**WHAT YOU HAVE TO DO:** Count every line of these entries that holds the word "Momentum", and reply with the number only.

**MATERIAL PROVIDED:**

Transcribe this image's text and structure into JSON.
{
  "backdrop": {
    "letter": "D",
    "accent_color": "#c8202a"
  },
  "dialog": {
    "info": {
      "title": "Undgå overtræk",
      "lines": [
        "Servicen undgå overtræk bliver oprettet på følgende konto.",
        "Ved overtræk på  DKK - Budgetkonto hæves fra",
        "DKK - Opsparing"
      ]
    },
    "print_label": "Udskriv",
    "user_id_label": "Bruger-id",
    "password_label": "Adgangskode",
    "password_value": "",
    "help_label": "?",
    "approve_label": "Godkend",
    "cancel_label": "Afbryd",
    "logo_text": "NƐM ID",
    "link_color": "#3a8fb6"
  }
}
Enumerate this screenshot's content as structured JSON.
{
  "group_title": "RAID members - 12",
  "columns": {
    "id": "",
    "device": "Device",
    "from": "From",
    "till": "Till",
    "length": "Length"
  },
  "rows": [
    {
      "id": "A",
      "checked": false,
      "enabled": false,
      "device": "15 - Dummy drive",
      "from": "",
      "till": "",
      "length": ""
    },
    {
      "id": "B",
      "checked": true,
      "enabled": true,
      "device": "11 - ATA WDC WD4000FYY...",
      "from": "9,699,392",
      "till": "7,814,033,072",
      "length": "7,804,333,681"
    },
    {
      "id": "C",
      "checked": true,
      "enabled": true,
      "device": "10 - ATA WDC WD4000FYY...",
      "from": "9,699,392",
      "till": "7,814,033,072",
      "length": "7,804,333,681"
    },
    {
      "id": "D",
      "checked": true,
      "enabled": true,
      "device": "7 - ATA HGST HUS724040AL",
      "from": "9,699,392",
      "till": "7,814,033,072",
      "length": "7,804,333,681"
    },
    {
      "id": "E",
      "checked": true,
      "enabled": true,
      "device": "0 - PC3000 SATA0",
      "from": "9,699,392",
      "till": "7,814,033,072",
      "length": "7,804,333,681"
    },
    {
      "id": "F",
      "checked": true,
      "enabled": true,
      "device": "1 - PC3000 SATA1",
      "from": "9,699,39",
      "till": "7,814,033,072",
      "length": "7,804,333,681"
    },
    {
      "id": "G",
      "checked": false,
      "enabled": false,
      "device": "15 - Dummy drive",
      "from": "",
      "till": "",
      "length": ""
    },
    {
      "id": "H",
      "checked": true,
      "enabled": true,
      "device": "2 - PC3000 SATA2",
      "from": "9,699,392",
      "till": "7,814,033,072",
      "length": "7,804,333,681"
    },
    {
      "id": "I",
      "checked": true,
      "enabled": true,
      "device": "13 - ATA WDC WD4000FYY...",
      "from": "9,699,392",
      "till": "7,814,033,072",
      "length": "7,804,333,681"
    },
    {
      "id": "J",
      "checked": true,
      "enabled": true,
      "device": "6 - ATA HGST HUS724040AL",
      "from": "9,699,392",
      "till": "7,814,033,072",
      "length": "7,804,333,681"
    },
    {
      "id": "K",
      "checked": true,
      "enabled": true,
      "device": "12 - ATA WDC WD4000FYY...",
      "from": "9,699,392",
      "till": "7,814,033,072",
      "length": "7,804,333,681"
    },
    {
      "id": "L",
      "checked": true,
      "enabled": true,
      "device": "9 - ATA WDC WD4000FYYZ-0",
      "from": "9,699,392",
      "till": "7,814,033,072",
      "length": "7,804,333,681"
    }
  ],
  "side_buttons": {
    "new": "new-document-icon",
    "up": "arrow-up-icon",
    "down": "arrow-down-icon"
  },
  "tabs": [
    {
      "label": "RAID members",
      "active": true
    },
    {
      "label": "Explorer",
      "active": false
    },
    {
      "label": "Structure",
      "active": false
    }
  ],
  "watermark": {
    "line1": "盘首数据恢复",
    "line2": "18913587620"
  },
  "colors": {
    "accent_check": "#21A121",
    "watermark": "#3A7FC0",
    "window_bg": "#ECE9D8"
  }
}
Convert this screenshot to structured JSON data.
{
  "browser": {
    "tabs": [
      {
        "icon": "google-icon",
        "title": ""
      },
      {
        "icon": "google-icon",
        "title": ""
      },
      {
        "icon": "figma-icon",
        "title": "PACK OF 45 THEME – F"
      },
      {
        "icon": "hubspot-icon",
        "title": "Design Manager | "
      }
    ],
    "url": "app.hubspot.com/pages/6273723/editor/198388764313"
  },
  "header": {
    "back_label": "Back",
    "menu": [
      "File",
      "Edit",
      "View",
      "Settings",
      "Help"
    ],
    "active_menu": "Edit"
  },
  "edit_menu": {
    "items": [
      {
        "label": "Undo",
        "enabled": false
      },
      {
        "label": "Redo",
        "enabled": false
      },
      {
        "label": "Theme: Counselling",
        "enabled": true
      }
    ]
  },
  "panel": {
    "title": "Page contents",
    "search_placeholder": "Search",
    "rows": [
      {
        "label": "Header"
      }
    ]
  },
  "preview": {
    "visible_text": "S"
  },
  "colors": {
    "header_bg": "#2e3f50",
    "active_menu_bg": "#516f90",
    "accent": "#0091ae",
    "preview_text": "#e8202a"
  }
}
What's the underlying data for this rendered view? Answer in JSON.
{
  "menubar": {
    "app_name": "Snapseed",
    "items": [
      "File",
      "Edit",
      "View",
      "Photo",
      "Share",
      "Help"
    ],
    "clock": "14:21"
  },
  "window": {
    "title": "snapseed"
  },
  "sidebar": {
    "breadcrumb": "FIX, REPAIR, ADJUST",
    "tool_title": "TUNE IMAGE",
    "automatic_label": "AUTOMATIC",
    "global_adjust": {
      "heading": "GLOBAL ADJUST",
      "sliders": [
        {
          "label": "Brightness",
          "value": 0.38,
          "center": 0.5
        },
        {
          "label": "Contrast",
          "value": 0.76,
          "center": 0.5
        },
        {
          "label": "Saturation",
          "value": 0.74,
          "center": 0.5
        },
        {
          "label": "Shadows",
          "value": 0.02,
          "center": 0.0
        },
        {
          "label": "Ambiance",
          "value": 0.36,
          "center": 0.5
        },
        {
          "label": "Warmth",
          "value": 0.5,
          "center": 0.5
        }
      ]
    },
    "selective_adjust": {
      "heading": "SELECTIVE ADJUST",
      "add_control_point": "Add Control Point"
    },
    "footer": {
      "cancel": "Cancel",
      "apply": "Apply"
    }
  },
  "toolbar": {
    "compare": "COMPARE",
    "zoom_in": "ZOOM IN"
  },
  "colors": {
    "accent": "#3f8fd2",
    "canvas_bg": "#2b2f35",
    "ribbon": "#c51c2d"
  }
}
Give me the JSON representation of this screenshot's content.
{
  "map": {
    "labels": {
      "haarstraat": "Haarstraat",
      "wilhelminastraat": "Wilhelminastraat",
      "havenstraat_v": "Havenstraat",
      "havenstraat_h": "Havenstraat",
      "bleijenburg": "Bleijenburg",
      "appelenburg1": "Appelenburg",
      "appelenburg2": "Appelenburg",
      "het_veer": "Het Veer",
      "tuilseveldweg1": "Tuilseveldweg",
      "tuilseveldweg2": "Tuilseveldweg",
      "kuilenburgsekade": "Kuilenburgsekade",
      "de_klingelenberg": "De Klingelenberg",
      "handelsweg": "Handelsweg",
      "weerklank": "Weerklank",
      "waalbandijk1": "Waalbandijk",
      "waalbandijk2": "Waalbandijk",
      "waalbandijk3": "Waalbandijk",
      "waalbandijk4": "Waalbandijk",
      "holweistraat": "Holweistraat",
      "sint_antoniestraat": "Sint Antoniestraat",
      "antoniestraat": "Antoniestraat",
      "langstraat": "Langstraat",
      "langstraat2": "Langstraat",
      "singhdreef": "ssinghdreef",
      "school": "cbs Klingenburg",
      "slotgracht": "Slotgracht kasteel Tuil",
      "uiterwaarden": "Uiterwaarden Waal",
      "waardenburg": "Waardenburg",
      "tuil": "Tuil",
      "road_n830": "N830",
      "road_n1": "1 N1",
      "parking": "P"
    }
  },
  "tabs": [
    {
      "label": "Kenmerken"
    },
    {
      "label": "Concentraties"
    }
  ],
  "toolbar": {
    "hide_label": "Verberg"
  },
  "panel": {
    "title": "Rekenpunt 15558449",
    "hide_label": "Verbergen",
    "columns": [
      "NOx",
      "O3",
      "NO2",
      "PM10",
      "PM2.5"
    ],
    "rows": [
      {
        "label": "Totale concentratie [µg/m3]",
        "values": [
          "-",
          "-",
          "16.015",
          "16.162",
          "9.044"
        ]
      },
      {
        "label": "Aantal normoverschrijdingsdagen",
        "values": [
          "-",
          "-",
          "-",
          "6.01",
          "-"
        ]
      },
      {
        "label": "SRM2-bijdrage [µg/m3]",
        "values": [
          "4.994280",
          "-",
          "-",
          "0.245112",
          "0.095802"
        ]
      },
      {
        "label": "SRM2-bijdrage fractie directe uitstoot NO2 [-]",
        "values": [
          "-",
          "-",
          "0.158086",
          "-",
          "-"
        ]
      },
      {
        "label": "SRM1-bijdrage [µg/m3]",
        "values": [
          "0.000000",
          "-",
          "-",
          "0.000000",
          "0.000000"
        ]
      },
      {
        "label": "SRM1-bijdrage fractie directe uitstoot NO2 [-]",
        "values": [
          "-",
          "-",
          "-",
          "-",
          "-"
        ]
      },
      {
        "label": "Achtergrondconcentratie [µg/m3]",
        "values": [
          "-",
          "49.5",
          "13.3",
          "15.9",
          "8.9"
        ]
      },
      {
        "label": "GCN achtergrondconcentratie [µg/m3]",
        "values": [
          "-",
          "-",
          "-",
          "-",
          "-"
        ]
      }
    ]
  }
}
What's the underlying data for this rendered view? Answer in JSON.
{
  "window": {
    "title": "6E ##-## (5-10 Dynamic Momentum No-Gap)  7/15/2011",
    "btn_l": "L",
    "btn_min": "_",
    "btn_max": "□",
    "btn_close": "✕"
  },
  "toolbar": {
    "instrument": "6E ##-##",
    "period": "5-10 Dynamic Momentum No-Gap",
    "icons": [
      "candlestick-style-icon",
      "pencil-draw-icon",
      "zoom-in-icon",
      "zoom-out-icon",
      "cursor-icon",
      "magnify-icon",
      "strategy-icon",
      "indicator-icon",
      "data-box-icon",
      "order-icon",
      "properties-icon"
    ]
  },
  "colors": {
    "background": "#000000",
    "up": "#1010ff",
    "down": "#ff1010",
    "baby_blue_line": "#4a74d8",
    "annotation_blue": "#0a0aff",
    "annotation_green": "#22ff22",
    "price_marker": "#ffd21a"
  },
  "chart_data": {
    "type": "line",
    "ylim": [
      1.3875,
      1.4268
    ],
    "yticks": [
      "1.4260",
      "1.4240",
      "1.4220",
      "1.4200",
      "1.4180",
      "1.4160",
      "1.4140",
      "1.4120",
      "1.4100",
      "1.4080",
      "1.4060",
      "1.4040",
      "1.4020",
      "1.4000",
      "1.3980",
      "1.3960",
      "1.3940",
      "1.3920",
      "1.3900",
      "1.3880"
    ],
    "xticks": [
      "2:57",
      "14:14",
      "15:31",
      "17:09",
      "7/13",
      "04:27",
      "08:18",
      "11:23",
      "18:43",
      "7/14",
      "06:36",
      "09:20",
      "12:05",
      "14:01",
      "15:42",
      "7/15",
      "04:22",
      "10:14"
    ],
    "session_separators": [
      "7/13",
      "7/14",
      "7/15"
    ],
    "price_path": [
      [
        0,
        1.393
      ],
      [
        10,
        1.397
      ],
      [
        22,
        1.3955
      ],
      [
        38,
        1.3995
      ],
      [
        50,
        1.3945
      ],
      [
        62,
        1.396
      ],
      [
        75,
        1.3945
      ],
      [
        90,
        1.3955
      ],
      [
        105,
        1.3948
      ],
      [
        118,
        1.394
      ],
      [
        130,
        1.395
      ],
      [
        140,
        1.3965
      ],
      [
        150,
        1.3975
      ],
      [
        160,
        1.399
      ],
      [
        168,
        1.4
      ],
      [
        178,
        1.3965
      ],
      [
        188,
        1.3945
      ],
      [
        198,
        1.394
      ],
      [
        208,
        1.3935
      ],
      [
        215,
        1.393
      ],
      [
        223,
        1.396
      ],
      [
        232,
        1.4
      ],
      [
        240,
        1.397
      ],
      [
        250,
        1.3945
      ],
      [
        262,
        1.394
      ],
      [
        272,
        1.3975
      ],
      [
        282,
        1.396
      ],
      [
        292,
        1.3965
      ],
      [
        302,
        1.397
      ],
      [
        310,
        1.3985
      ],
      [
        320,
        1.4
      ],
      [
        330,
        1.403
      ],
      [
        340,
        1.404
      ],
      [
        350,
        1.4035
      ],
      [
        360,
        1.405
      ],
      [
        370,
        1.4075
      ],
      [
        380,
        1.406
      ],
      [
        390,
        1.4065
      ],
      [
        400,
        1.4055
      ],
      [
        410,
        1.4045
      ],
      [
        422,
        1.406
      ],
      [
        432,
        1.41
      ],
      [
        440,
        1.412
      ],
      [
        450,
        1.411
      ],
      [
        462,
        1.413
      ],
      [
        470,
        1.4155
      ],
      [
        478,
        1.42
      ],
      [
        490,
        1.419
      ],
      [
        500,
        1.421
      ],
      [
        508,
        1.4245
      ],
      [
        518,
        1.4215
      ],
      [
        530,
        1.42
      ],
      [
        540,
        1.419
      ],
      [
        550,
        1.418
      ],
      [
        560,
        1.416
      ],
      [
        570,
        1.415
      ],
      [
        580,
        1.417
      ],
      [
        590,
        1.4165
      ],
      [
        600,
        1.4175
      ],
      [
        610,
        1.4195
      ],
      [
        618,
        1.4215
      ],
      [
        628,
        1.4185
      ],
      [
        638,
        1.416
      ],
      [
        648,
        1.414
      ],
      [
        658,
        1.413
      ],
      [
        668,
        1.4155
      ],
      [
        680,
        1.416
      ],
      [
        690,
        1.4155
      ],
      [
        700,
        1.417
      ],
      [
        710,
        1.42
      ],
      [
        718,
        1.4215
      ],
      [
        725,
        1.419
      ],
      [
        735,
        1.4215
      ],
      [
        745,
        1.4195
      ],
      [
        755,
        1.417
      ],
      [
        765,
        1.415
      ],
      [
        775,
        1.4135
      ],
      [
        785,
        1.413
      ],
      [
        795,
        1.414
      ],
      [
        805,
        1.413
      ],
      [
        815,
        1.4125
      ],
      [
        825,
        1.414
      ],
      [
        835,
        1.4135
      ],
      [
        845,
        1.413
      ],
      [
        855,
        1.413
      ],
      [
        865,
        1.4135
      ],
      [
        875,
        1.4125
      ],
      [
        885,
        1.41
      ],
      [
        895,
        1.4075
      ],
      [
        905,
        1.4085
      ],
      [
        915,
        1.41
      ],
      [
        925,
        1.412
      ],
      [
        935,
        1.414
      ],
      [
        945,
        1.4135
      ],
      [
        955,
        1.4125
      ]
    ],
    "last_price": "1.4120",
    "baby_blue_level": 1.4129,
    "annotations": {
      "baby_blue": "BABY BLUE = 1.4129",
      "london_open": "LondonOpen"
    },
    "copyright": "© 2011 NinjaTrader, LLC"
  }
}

**ANSWER BOX:** 2